The Council will continue to monitor tensions around the Karish natural gas field and developments related to the US-mediated talks between Israel and Lebanon on maritime border demarcation.
There is broad consensus among Council members in support of Lebanon’s sovereignty, territorial integrity and security, as well as on the need for the Lebanese government to carry out the reforms needed for the country to overcome its socioeconomic crisis. The higher number of press statements on Lebanon issued this year (three so far) compared to recent years (one in 2021 and none in 2020) may be seen as an indicator of consensus on these and the other key issues highlighted in the statements.

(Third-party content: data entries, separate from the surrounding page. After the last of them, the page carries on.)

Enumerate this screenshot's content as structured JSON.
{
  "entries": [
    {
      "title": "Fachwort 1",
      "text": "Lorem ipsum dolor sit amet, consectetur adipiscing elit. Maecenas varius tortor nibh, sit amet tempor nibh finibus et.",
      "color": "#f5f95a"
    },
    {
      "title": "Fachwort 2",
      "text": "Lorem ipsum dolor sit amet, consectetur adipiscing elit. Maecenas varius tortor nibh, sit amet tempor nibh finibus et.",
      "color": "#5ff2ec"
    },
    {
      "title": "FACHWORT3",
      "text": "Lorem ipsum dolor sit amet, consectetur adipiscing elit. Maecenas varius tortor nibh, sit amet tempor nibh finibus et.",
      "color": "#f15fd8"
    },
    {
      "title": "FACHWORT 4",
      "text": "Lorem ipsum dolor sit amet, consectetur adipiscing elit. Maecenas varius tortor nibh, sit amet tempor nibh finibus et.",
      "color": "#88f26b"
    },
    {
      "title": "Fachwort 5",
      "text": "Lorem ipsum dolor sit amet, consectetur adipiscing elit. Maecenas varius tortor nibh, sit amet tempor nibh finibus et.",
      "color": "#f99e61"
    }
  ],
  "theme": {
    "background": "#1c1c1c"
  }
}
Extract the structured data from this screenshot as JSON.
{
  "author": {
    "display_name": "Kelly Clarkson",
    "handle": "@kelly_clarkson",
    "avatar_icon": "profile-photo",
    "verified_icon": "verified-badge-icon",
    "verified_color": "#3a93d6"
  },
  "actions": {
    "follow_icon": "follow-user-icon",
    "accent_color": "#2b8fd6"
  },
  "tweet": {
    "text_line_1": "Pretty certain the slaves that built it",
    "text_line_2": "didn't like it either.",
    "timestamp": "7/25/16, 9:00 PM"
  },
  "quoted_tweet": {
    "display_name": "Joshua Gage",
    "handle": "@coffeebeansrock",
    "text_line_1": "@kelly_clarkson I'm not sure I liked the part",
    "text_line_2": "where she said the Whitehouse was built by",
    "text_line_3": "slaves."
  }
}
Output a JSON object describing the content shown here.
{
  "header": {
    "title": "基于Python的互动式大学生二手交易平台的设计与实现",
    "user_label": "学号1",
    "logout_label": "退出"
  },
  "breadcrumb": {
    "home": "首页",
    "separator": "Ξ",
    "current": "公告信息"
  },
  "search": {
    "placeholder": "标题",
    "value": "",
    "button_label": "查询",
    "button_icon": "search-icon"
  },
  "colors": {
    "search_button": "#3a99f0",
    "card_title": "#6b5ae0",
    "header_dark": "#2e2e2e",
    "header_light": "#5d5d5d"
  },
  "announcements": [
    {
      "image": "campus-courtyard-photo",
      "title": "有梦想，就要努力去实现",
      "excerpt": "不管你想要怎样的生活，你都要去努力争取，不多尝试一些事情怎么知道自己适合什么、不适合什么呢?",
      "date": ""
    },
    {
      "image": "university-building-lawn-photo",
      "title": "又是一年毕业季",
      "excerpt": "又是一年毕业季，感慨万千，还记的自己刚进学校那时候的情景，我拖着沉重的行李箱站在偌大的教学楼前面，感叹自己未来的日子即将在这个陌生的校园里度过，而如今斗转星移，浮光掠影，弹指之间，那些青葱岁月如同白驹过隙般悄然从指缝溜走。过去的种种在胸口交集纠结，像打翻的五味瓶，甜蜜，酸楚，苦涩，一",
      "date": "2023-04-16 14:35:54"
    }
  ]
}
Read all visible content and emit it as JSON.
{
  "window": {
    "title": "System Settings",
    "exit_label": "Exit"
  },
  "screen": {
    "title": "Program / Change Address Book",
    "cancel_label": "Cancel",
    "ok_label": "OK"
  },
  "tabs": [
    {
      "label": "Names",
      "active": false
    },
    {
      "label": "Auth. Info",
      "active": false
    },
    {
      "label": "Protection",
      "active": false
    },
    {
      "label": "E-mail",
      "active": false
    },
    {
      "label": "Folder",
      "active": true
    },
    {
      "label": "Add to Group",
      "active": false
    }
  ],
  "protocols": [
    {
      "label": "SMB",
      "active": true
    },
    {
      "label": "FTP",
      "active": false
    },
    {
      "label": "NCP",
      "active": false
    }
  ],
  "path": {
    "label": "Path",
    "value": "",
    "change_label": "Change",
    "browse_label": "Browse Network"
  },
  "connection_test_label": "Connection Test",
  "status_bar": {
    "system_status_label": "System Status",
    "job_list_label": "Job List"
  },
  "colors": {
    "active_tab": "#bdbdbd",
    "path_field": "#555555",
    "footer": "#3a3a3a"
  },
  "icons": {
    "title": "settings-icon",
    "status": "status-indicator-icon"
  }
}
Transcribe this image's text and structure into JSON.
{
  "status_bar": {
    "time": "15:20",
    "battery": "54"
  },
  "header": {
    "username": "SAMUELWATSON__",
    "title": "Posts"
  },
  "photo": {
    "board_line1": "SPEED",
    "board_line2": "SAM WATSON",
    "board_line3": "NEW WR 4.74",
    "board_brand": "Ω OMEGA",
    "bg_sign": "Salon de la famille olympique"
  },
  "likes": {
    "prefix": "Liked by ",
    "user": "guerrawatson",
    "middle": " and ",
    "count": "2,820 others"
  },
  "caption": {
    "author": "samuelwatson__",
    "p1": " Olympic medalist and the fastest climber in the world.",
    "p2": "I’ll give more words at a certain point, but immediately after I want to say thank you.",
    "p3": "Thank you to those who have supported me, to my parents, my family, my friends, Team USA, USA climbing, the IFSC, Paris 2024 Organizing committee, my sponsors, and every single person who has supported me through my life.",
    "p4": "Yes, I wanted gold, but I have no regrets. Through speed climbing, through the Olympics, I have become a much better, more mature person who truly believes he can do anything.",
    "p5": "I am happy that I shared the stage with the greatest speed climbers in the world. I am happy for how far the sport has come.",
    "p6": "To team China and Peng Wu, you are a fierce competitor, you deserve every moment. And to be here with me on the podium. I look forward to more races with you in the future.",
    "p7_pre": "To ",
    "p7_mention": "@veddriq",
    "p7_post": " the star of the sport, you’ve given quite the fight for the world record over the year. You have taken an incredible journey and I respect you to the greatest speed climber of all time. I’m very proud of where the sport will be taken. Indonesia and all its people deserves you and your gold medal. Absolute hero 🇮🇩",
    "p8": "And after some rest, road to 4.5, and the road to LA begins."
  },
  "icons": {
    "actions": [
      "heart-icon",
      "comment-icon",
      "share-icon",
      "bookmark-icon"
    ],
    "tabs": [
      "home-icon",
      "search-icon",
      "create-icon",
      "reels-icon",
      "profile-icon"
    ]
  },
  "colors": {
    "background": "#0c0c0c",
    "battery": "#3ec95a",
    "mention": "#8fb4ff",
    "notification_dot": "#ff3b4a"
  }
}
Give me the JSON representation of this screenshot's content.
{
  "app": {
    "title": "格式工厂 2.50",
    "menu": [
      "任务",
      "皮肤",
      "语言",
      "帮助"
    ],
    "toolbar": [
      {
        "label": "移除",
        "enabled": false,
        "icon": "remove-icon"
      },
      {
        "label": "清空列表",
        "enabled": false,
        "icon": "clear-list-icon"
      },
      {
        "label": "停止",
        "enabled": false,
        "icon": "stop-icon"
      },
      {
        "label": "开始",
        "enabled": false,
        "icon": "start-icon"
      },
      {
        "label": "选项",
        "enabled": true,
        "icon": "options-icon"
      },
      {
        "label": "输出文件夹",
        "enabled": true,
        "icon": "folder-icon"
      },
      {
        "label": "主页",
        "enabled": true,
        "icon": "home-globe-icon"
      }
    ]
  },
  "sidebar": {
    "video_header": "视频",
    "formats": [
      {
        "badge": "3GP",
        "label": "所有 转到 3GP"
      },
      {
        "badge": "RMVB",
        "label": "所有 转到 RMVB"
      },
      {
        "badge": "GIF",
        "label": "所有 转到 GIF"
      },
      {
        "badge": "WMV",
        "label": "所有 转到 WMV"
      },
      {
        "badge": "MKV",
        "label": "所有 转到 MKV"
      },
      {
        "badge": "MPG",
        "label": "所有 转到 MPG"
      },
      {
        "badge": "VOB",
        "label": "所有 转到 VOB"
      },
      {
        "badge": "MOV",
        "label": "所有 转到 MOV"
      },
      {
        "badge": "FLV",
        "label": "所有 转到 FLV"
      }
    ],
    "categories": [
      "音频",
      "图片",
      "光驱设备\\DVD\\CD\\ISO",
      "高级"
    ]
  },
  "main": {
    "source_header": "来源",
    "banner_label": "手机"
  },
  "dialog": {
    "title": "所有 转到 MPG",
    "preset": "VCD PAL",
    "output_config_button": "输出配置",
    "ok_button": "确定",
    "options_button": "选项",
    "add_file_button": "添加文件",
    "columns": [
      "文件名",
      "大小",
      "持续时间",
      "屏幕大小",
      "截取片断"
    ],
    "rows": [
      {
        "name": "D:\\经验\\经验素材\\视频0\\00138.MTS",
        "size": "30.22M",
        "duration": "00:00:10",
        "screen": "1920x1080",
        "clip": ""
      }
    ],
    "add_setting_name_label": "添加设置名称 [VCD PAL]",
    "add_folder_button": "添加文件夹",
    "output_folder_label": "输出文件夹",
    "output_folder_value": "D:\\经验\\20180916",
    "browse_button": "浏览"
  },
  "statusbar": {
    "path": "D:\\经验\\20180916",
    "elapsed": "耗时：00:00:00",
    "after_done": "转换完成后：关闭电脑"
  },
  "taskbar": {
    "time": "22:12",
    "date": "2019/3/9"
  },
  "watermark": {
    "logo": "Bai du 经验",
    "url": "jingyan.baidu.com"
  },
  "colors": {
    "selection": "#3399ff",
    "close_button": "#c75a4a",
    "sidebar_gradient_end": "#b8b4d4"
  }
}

At the same time, some members have been consistently wary of assenting to language they see as overly prescriptive regarding Lebanon’s internal political matters.
A key difference among members remains the role of Hezbollah. Some members distinguish between Hezbollah’s political and military wings and have designated only its military wing as a terrorist organisation; other members, including the UK and the US, have listed the Shi’a group in its entirety as a terrorist organisation. Russia sees Hezbollah as a legitimate sociopolitical force.
Regarding the temporary and special measures in support of the LAF, last year the European members of the Council were broadly in favour of including the paragraph on UNIFIL providing support to the LAF, while other members—including China and Russia—were only persuaded to accept it after the addition of qualifying language, such as that the measures “should not be considered as a precedent” and should be provided “while fully respecting Lebanese sovereignty and at the request of the Lebanese authorities”. China and Russia questioned whether UNIFIL was an appropriate channel for the LAF to receive support and expressed concerns regarding the measures risking a change in the relationship between the mission and the host country authorities, and creating a precedent where other UN peacekeeping missions would be asked to provide material and logistical support to national armies, generating unsustainable demands for the limited UN peacekeeping budget.
France is the penholder on Lebanon.
UN DOCUMENTS ON LEBANON
|Security Council Resolutions|
|30 August 2021S/RES/2591||This resolution extended the mandate of UNIFIL for another year until 31 August 2022.|
|14 July 2022S/2022/556||This was the most recent Secretary-General’s report on the implementation of resolution 1701.|